The cop was there, scowling. Not happy to be here. He spoke first. He said that my daughter went by him and was doing forty-five miles per hour as she passed the thirty-five mile per hour sign. I respectfully said that it wasn’t possible, and showed him pictures showing there were no signs.
He said that the signs must have been knocked down, and that she passed the one by the bridge. I showed him the picture of that intersection and proved that he was wrong again. He just grunted.
I ignored him and showed the pictures to the prosecutor, pictures that absolutely proved our case. He looked at them carefully, and said, “okay, we’ll go to trial.”
I was shocked. Fine, we’ll just prove it to the judge.
A few minutes later, we were in front of the judge, and we got another surprise. The Judge said that I would not be able to help my sixteen year old daughter take on an experienced, bar-passing professional in this matter.
But she’s sharp. Nervous. Scared. But she’s smart. Maybe she can pull it off.
The cop was the first to testify. And here’s where it gets surreal. He totally changed his story so that it would fit the evidence we had shown him. I just about burst trying to keep from shouting, “liar”! But I kept control, thinking that the evidence was still clear and unmitigated.
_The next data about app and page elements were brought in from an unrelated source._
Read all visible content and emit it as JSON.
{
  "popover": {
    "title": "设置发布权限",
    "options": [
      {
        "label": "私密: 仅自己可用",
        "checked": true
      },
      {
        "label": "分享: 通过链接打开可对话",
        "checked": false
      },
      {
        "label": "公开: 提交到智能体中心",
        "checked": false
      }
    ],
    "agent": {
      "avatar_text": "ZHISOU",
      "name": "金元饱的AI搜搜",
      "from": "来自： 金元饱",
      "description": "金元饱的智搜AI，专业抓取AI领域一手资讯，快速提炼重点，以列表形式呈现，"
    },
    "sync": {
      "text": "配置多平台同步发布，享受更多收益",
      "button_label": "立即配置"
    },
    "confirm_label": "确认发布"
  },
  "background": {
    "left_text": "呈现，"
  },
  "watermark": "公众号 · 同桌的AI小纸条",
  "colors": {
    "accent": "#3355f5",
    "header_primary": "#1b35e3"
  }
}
But I wasn’t ready for their next trick.
The prosecutor pulls out a big, blue notebook, and he said, “Here’s the ordinance showing that the speed limit on the entire stretch of road is thirty five miles per hour.”
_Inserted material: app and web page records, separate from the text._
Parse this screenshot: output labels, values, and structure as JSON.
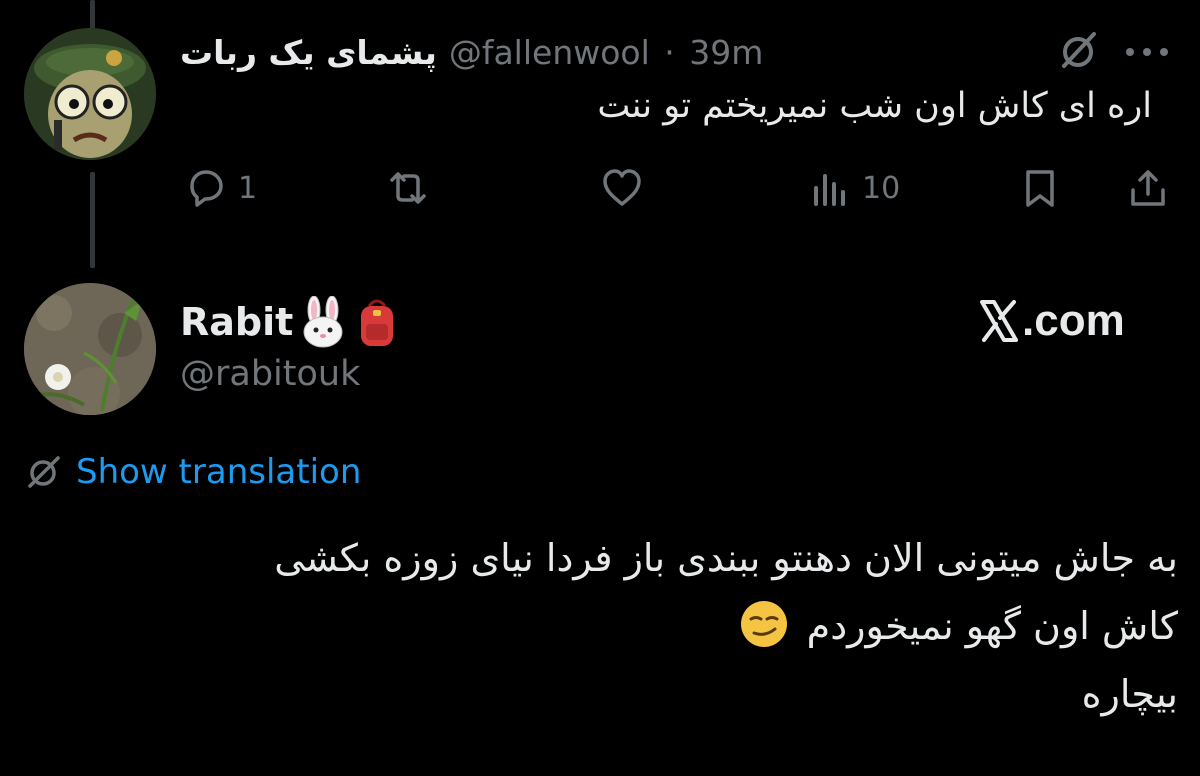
{
  "tweet1": {
    "display_name": "پشمای یک ربات",
    "handle": "@fallenwool",
    "separator": "·",
    "time": "39m",
    "text": "اره ای کاش اون شب نمیریختم تو ننت",
    "avatar_icon": "cartoon-soldier-avatar",
    "actions": {
      "reply_count": "1",
      "retweet_count": "",
      "like_count": "",
      "views_count": "10"
    }
  },
  "tweet2": {
    "display_name": "Rabit",
    "name_emojis": [
      "rabbit-face-emoji",
      "backpack-emoji"
    ],
    "handle": "@rabitouk",
    "avatar_icon": "flower-photo-avatar",
    "watermark": "𝕏.com",
    "watermark_text": ".com",
    "show_translation": "Show translation",
    "body_lines": [
      "به جاش میتونی الان دهنتو ببندی باز فردا نیای زوزه بکشی",
      "کاش اون گهو نمیخوردم",
      "بیچاره"
    ],
    "smirk_emoji": "smirking-face-emoji"
  },
  "colors": {
    "background": "#000000",
    "primary_text": "#e7e9ea",
    "secondary_text": "#71767b",
    "link_blue": "#1d9bf0",
    "thread_line": "#333639"
  }
}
I couldn’t control myself, “There’s no sign! How’s anybody supposed to know that?!”
The Judge smirked … really … and said, “If it’s in the ordinance.”
He banged his gavel and said, “Guilty. One hundred dollar fine.”
Then he leaned his ruddy, sweaty face toward my daughter and said, “And I hope you learned a lesson here, young lady.”
The kangaroos behind him were laughing and applauding.
We were directed to move down the conveyor line to the cashier, and left the lying cop and sarcastic judge behind us. I admit we angrily threw the money at the cashier, and we departed the den of county income. For that’s all it was.
I need my daughter to meet more good cops, because this was a heavy lesson for a sixteen year old to learn - that not all people in positions of authority deserve their position or the respect that the position would normally earn.
Anyway, ‘nuff said. There are some great cops out there, and I know quite a few of them. Michael Black’s a good one, and I’m proud to know him.
The Adventures of Guy … written by a guy (probably)
The Next Adventures of Guy … more wackiness
Fang Face (Young adult / humor vampire coming Aug. 09)
The Heat of the Moment
Missing (anthology coming Oct. 08)